So it is in life. There are times when it seems that we have been picked up off the playmat, and we feel the agency shift from our own to Another’s. There are times when, just like that little child, we know we are being carried somewhere, but we don’t know where, or why, or how long it will take to get there.

And when we notice that God has picked us up and is carrying us somewhere new and unfamiliar, we might ask ourselves: can we trust that He has a reason, and it’s a good one? Can we relax and enjoy the ride, rather than fight Him all the way? Can we surrender to His loving care, knowing that He is a good Father, and He is not willing to neglect us simply because we can’t understand the big picture? Can we remember that His will is what’s best, and surrender to it according to His plan and schedule, saving ourselves a lot of struggle?

“Trust in the Lord with all your heart and lean not on your own understanding” (Proverbs 3:5). Relax. Rest in His arms and let Him carry you. Trust that He’s taking you just where you need to go. And always, always remember, that no matter how long the ride might be, how unfamiliar the landing, and how unnerving the change might feel, He has promised that He will never leave you or forsake you (see Isaiah 41:10). You are precious to Him, and He will do all in His power to help you grow and meet your needs, even when, as a little child, you can’t grasp the overarching plan, or understand His ways.
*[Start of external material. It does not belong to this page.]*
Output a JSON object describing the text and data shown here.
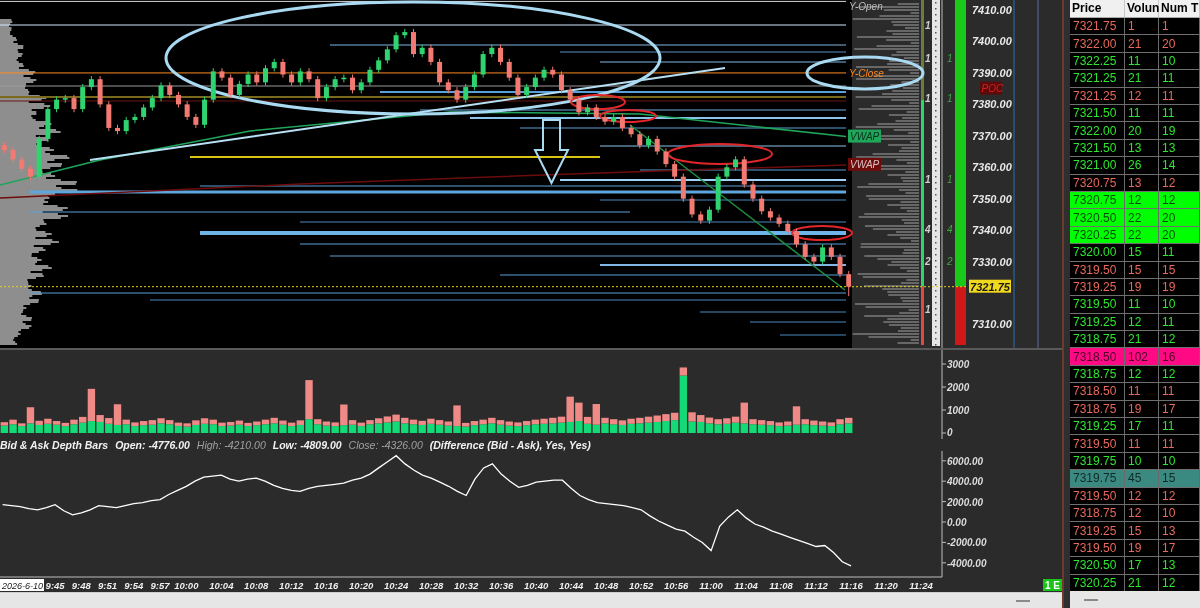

Just trust.

“Commit your way to the Lord, trust also in Him, and He will bring it to pass” (Psalm 37:5).


Photo credit: Zach Vessels